What Drives Detractors & Evangelists? Spoiler Alert: I dont have answers, just more questions.

Here are 3 artifacts:
1. Joel on Hello from Seattle (Microsoft Zune)
2. Apple Ipod in flames
3. Video ad bashing Microsof
t

More people hate Microsoft than the number of people that love Apple. (Anecdotally verified by me).

Use any search engine
with the exact phrase: Why I hate ___________ (fill in the blank with a least
or most favorite software
development company
) and you find hundreds, even thousands of passionate
detractors in the results. 

Do it again substituting
love for hate in the search phrase. Guess what? You get hundreds, even
thousands of SERPs of passionate evangelists for the same product.

It’s like hating the Yankees
because they’re good. Or loving them because they’re good. Either way, people
will generally identify with a brand positively or negatively. It’s a way of
bolstering personal identity. How can something be good if there isn’t
something bad to compare with it? 

The Big Dogs seem to be
easy targets, and there’s natural tendency to root for the Underdog. But these
are purely emotional responses. Often the reality is the reverse of popular
perception. Here’s an enlightening example in a Wired
commentary
about Gates vs. Jobs. Things may have changed since this post,
but you get the point.

Compare products too.
Both companies have created market winners and losers. Apple has the iPhone,
which is an exceptional hand-held device. They also created  Apple TV. There’s Windows Vista, and there’s Halo3.

Ultimately, the consumer
will determine the success of the product regardless of hype, or attempts to
predict future behavior. It’s like baseball players batting averages. Success
can be measured against perfection as a concept, even though it’s unattainable. 

What’s really
interesting is that the crossover between competing industry giants is blurring
the lines between their differences. For example:

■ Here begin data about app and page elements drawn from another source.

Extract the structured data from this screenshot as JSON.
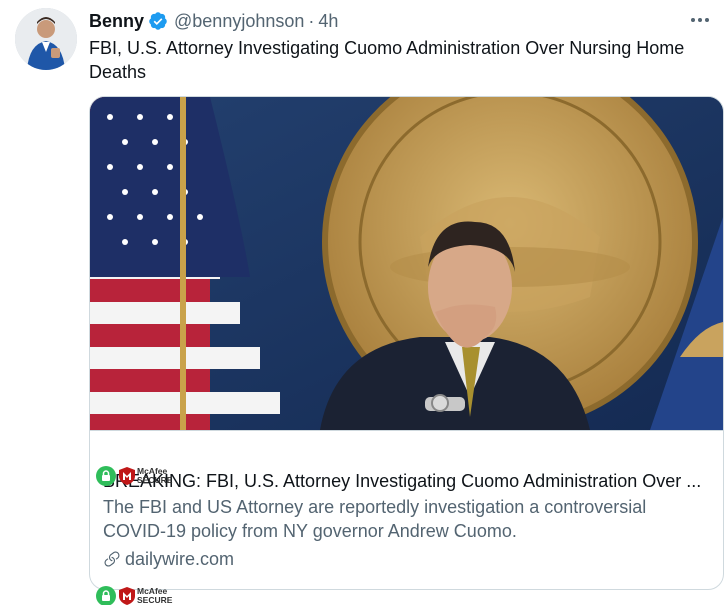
{
  "tweet": {
    "display_name": "Benny",
    "handle": "@bennyjohnson",
    "separator": "·",
    "time": "4h",
    "text": "FBI, U.S. Attorney Investigating Cuomo Administration Over Nursing Home Deaths"
  },
  "card": {
    "title": "BREAKING: FBI, U.S. Attorney Investigating Cuomo Administration Over ...",
    "description": "The FBI and US Attorney are reportedly investigation a controversial COVID-19 policy from NY governor Andrew Cuomo.",
    "domain": "dailywire.com",
    "image_alt": "Andrew Cuomo seated in front of an American flag and the Great Seal of the State of New York"
  },
  "badges": {
    "mcafee_line1": "McAfee",
    "mcafee_line2": "SECURE"
  },
  "icons": {
    "verified": "verified-badge-icon",
    "more": "more-options-icon",
    "link": "link-icon",
    "lock": "lock-icon",
    "shield": "mcafee-shield-icon"
  },
  "colors": {
    "verified_blue": "#1d9bf0",
    "secondary_text": "#536471",
    "primary_text": "#0f1419",
    "mcafee_green": "#2fbd5a",
    "mcafee_red": "#c01818"
  }
}
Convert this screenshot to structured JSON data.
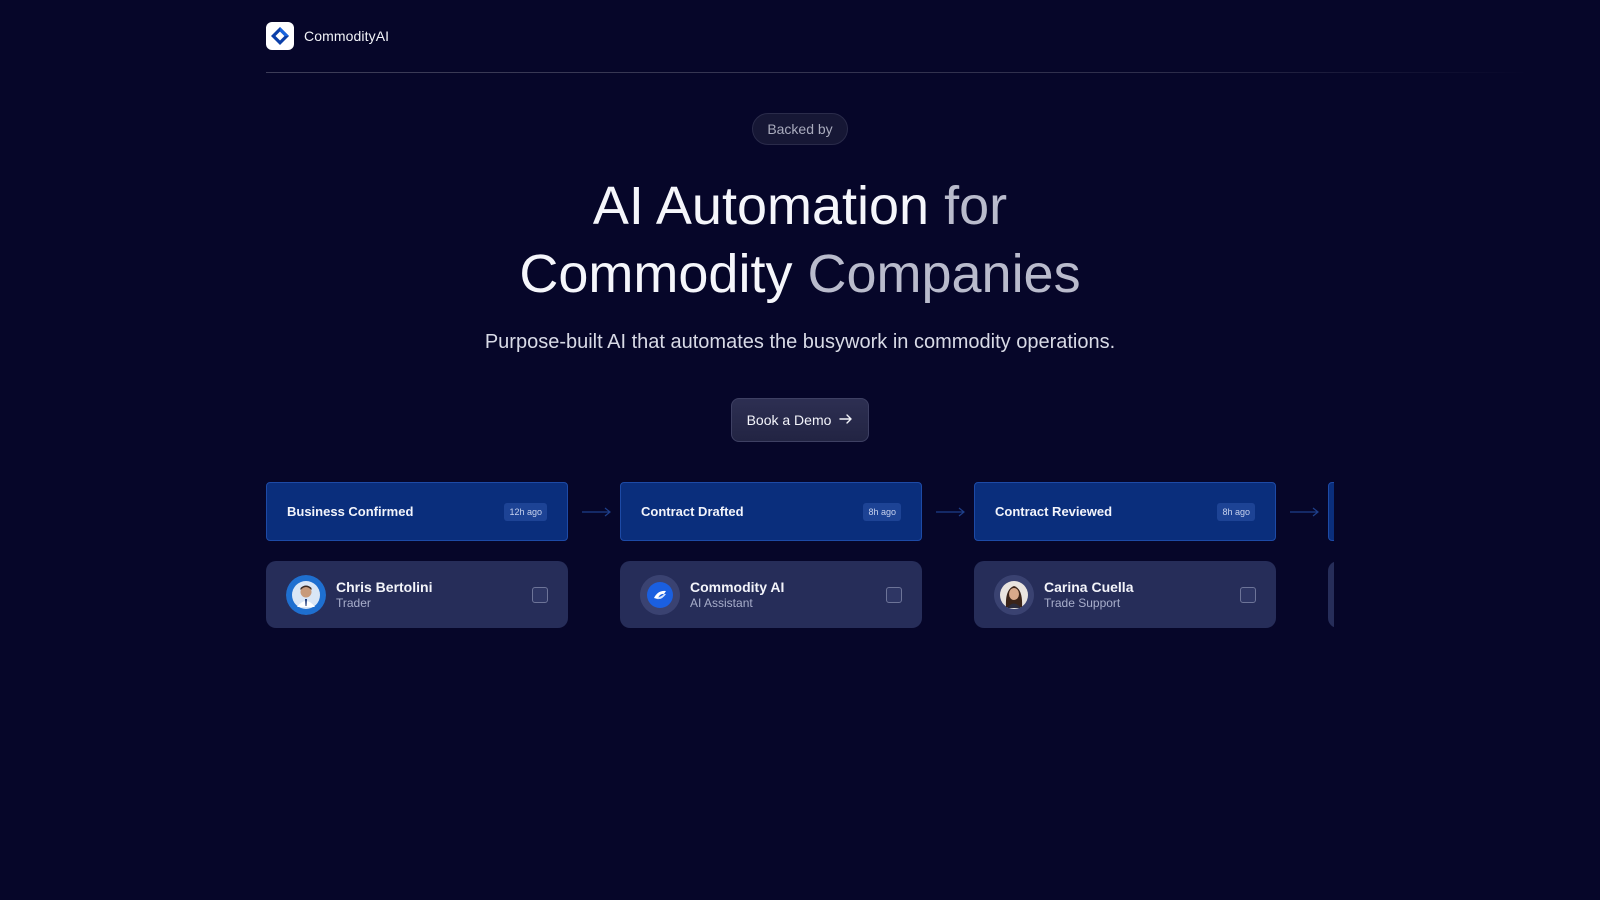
{
  "brand": {
    "name": "CommodityAI",
    "logo_icon": "diamond-logo-icon",
    "accent": "#0b3fa8"
  },
  "hero": {
    "badge": "Backed by",
    "title_line1_a": "AI Automation",
    "title_line1_b": " for",
    "title_line2_a": "Commodity",
    "title_line2_b": " Companies",
    "subtitle": "Purpose-built AI that automates the busywork in commodity operations.",
    "cta_label": "Book a Demo",
    "cta_icon": "arrow-right-icon"
  },
  "workflow": {
    "stages": [
      {
        "title": "Business Confirmed",
        "time": "12h ago"
      },
      {
        "title": "Contract Drafted",
        "time": "8h ago"
      },
      {
        "title": "Contract Reviewed",
        "time": "8h ago"
      }
    ],
    "people": [
      {
        "name": "Chris Bertolini",
        "role": "Trader",
        "avatar": "person-avatar-icon",
        "checked": false
      },
      {
        "name": "Commodity AI",
        "role": "AI Assistant",
        "avatar": "ai-logo-icon",
        "checked": false
      },
      {
        "name": "Carina Cuella",
        "role": "Trade Support",
        "avatar": "person-avatar-icon",
        "checked": false
      }
    ],
    "colors": {
      "stage_bg": "#0a2e7c",
      "card_bg": "#262d59",
      "page_bg": "#060629"
    }
  }
}
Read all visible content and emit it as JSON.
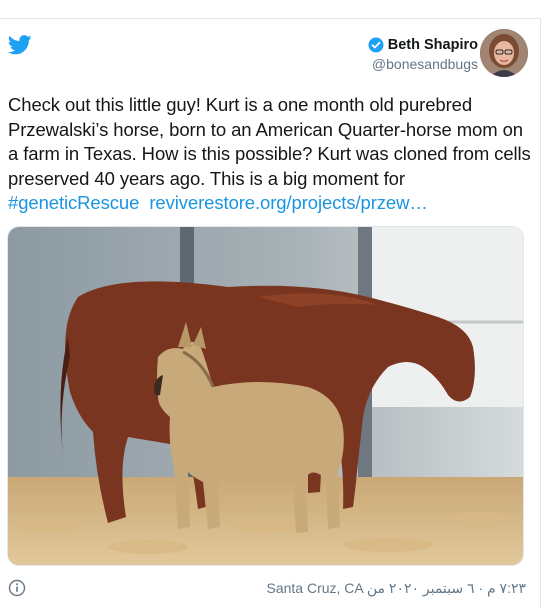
{
  "tweet": {
    "author_name": "Beth Shapiro",
    "handle": "@bonesandbugs",
    "text_parts": [
      "Check out this little guy! Kurt is a one month old purebred Przewalski’s horse, born to an American Quarter-horse mom on a farm in Texas. How is this possible? Kurt was cloned from cells preserved 40 years ago. This is a big moment for "
    ],
    "hashtag": "#geneticRescue",
    "link": "reviverestore.org/projects/przew…",
    "location": "Santa Cruz, CA",
    "timestamp": "٧:٢٣ م · ٦ سبتمبر ٢٠٢٠ من"
  },
  "colors": {
    "brand": "#1da1f2",
    "link": "#1b95e0",
    "text": "#14171a",
    "muted": "#657786"
  },
  "icons": {
    "logo": "twitter-bird-icon",
    "verified": "verified-badge-icon",
    "info": "info-icon"
  }
}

·        
Do you charge
your iPod with a Windows-based machine?

·        
Do you use Word
on your MacBook Pro to create documents?

      .    Are you running
dual operating systems with a Parallels desktop on a Mac Pro with Intel Xeon
processors? 

Many do. It just makes
good business sense to use what is available with proven tools that work best,
and most everyone uses a Microsoft product daily, whether they love it or hate
it.

I have friends and
acquaintances at most of the major software development companies. They are
smart,
well
intentioned and focused on doing the best for their product. And that’s the
bottom line.

Advertisements